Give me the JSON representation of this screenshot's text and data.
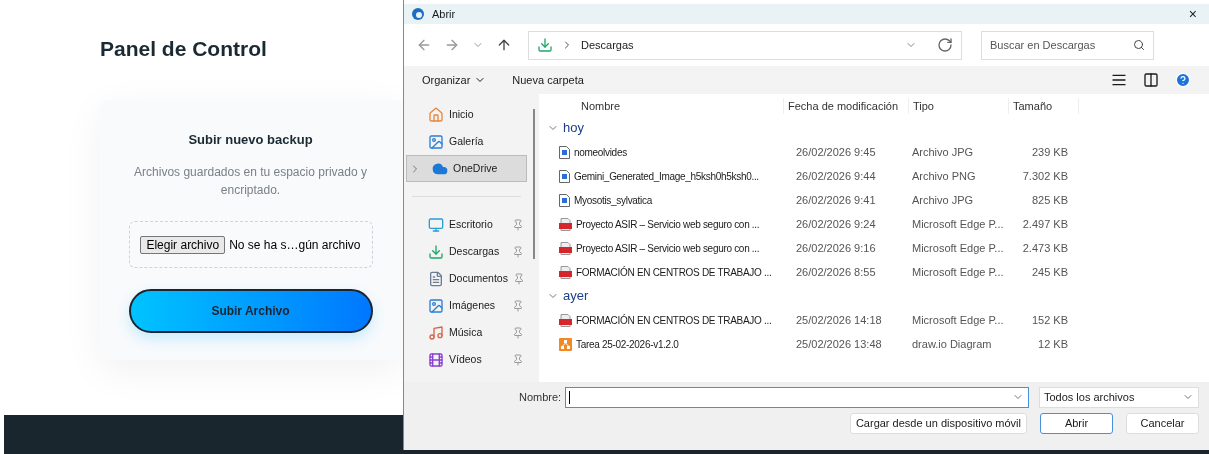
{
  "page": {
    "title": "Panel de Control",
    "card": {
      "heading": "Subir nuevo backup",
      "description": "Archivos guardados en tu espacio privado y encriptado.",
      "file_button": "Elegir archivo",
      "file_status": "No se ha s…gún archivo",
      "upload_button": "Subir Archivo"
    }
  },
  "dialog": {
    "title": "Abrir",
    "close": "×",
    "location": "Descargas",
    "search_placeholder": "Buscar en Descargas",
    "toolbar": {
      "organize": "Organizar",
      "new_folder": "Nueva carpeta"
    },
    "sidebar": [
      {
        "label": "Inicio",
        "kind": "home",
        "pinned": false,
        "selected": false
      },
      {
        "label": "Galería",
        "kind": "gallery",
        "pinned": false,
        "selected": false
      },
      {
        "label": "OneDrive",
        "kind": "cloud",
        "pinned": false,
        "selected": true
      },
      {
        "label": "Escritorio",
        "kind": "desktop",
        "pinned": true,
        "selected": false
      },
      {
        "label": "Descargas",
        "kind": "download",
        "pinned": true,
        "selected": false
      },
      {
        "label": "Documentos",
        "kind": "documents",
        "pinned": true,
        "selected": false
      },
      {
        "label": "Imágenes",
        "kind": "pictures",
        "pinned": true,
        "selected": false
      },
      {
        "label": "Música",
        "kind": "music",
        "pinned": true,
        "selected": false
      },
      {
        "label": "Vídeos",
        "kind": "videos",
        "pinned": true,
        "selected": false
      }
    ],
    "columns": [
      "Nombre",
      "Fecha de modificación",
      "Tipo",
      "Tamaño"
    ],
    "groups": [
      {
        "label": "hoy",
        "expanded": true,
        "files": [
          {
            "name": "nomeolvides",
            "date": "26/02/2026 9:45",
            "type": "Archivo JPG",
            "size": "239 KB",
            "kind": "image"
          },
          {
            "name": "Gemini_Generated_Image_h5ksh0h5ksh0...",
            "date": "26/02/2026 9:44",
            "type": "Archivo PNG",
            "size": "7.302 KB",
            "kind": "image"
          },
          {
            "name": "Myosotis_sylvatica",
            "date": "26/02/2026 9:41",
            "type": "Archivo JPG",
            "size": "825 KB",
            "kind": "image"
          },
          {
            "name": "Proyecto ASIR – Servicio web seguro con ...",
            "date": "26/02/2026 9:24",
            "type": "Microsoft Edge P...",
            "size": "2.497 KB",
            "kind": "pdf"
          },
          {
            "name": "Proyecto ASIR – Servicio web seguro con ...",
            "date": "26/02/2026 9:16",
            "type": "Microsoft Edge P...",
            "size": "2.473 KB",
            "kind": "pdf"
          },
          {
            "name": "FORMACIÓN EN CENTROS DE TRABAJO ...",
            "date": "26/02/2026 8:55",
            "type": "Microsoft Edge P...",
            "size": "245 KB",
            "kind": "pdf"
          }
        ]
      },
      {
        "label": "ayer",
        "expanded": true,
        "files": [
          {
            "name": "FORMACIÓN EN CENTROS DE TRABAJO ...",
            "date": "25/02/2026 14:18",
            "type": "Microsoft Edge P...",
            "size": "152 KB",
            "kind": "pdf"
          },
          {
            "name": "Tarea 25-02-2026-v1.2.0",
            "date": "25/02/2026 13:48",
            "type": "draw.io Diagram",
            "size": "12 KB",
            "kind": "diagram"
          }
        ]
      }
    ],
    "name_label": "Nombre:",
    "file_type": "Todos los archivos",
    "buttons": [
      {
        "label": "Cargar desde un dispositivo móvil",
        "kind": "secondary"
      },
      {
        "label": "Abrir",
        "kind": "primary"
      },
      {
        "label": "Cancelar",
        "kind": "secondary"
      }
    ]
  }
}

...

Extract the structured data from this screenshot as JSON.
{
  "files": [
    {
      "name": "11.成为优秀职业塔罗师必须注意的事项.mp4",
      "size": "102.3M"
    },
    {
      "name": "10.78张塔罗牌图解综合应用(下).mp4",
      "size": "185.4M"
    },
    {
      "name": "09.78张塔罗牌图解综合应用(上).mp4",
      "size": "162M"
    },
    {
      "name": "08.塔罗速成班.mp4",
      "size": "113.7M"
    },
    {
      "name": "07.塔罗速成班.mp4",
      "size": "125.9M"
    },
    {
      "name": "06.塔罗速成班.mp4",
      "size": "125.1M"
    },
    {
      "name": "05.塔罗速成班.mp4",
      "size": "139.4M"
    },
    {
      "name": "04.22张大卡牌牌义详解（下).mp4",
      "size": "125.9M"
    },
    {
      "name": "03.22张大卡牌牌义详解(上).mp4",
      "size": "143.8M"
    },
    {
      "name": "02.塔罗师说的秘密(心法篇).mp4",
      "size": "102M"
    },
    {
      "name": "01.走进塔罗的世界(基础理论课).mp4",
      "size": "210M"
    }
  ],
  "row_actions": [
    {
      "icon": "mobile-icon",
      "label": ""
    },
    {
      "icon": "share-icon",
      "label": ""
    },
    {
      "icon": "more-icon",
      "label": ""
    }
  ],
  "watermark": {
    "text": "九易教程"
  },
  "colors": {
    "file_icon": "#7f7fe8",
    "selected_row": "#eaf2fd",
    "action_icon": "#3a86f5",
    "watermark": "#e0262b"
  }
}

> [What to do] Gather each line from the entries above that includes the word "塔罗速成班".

> [Answer]
      "name": "08.塔罗速成班.mp4",
      "name": "07.塔罗速成班.mp4",
      "name": "06.塔罗速成班.mp4",
      "name": "05.塔罗速成班.mp4",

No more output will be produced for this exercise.